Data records
"""

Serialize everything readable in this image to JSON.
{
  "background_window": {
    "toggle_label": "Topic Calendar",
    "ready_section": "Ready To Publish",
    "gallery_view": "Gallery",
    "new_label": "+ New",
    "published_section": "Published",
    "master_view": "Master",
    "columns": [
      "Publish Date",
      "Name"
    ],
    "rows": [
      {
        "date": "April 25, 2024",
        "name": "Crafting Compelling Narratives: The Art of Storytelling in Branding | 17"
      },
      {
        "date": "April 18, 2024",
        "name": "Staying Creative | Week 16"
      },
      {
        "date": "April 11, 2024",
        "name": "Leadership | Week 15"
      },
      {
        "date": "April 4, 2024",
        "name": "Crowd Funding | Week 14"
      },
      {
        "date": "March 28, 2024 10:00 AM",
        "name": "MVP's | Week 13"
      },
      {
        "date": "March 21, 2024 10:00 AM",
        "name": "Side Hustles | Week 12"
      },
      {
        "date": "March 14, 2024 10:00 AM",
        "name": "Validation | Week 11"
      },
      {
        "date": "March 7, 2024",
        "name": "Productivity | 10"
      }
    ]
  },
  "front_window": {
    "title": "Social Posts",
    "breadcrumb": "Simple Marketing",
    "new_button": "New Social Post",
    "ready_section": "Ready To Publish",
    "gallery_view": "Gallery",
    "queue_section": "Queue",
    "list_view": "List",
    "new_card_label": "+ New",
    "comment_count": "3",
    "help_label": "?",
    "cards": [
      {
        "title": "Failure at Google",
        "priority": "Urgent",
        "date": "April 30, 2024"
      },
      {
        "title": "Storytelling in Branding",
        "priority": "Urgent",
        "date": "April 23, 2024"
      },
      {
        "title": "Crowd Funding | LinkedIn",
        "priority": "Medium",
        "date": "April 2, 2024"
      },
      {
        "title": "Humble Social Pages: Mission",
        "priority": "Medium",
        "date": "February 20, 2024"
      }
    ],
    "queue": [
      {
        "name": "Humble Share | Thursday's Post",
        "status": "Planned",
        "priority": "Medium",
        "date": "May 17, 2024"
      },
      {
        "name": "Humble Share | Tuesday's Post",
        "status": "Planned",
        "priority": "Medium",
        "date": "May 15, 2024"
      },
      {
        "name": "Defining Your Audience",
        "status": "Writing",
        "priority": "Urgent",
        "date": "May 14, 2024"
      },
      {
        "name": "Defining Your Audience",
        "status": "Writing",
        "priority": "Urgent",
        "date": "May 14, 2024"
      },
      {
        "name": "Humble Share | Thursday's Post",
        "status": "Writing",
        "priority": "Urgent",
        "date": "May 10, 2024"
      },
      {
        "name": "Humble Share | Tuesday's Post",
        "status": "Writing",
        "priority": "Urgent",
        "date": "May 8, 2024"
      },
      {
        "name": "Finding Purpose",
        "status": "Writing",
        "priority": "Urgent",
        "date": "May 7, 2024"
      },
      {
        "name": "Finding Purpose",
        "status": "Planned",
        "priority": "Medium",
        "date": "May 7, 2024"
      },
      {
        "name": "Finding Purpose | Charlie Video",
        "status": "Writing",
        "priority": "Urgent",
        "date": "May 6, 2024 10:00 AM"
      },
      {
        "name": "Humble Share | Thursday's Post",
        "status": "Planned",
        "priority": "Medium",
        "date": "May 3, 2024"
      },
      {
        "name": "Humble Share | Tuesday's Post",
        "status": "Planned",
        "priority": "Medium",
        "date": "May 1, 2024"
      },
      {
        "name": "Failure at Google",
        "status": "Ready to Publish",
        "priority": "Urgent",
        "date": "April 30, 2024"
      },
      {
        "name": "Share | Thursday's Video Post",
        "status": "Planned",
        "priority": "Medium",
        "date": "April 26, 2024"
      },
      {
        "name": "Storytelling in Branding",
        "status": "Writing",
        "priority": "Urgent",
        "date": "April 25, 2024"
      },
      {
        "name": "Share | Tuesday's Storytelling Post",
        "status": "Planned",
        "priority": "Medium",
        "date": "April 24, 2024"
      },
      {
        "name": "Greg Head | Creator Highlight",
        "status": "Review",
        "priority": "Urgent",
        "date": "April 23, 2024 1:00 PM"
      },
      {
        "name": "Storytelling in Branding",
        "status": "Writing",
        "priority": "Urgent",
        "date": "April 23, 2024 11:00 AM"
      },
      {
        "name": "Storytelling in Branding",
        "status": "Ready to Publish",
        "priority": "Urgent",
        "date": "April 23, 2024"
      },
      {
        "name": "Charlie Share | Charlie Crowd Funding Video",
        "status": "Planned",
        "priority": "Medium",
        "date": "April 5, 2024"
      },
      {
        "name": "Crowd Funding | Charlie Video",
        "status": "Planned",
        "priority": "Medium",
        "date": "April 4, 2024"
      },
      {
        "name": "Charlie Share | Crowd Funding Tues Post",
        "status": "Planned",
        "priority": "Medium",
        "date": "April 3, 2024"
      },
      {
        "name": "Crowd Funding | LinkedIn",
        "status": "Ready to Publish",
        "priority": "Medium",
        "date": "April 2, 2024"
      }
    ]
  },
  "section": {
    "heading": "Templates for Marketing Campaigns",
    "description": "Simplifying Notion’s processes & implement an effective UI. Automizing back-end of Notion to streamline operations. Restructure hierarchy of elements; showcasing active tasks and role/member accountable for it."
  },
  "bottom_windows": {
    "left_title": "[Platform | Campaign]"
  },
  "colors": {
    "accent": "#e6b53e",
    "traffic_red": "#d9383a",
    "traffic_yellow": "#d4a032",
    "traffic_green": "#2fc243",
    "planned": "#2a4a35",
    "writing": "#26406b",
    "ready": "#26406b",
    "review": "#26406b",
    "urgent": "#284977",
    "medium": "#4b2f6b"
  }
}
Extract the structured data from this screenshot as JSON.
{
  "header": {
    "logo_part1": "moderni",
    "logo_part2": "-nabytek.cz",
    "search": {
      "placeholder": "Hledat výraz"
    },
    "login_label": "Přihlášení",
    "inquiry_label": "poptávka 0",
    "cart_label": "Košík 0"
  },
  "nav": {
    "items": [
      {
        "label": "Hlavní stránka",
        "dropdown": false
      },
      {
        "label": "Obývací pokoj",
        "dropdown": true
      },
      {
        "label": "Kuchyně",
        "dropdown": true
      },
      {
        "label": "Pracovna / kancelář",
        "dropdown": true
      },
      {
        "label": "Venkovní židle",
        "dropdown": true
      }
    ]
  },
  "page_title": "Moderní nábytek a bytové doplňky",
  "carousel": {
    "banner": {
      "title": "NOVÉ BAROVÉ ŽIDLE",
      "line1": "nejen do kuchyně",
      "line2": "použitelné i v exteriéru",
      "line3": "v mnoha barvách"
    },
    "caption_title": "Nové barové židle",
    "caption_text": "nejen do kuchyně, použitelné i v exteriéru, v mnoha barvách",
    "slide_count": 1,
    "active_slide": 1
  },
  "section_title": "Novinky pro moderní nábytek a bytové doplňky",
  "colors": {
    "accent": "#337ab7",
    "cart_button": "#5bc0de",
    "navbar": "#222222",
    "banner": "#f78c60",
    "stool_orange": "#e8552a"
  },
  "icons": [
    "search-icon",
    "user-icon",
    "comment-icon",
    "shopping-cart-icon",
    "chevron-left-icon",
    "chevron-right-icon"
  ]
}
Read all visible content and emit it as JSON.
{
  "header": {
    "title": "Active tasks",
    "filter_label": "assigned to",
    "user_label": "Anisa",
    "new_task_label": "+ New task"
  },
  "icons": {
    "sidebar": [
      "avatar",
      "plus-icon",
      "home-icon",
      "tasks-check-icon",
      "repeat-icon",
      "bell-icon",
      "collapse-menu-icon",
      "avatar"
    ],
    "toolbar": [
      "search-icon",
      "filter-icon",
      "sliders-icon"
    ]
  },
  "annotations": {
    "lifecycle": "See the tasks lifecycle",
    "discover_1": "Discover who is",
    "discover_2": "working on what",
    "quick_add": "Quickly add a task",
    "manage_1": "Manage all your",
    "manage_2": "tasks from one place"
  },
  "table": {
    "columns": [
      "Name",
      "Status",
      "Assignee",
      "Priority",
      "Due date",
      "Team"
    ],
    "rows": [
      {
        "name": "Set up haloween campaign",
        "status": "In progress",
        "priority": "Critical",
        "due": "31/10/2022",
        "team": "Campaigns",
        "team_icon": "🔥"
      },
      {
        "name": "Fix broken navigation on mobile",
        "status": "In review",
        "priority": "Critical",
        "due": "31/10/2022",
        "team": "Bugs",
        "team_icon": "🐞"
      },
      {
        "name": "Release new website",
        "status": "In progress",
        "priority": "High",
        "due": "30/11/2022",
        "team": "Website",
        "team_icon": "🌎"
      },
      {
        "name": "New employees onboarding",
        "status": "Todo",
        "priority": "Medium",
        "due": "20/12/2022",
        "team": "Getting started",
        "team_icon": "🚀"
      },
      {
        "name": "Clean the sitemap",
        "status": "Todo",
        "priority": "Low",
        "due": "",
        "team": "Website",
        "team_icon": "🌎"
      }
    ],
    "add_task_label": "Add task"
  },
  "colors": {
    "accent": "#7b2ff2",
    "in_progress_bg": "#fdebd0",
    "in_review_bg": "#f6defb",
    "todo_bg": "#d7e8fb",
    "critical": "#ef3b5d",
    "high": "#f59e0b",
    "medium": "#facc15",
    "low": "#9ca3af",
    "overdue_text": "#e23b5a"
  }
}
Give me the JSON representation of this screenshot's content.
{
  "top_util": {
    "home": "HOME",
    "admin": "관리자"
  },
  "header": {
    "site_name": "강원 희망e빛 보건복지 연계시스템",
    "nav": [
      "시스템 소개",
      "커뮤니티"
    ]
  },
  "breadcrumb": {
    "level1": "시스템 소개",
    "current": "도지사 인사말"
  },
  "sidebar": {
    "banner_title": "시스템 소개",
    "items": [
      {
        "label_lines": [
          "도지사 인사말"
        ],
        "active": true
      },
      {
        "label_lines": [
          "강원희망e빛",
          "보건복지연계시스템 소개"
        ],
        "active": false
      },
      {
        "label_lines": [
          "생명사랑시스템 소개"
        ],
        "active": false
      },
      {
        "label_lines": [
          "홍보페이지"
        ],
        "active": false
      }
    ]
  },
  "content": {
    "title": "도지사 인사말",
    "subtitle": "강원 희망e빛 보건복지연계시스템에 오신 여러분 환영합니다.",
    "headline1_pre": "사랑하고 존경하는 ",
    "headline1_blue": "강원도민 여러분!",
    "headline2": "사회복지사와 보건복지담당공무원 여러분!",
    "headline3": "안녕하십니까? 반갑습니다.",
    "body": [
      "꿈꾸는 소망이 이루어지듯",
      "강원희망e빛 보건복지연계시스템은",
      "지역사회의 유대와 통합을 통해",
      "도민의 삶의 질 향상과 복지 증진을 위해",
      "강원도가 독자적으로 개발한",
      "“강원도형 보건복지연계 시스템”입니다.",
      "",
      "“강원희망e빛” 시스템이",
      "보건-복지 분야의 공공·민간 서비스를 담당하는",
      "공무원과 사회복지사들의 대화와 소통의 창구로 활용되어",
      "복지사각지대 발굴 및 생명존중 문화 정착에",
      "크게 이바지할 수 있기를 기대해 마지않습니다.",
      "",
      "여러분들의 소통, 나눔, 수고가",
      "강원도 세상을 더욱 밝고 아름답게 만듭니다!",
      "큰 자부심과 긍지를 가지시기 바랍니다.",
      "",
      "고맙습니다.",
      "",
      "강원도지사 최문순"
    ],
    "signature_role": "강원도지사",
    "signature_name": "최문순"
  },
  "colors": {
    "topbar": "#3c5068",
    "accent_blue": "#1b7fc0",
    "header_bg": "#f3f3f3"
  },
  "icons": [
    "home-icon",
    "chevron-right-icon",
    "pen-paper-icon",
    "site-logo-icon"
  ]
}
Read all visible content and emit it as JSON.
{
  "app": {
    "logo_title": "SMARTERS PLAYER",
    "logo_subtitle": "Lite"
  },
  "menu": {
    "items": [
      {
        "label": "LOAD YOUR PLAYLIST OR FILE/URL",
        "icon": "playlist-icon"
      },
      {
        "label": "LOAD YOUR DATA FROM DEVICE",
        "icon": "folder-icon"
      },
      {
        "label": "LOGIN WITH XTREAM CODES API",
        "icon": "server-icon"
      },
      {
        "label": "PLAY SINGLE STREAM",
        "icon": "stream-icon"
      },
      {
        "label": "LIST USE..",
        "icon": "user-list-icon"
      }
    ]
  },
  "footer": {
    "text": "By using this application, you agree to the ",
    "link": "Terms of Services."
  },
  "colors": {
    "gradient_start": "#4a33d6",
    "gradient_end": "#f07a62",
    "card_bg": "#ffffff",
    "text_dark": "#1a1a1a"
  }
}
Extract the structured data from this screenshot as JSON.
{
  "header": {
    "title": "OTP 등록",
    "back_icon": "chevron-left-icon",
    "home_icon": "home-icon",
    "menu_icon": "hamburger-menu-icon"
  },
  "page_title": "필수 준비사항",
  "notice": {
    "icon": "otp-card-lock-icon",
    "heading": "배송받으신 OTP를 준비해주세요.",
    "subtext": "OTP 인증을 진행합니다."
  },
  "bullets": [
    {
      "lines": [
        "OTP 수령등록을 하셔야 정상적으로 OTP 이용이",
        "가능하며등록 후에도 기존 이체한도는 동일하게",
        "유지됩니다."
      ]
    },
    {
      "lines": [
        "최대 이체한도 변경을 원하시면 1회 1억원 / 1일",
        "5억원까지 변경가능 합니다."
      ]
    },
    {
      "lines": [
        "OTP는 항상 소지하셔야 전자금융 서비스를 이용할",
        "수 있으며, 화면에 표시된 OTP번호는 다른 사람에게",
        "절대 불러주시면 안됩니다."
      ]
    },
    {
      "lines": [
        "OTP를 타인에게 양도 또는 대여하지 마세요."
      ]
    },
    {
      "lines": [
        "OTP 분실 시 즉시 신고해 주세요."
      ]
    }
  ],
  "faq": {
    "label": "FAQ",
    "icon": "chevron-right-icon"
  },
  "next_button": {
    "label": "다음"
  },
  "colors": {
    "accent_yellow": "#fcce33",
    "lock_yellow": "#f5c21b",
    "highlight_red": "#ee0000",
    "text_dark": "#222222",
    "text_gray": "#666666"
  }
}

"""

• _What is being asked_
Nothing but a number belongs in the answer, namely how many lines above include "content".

• _Answer space_
4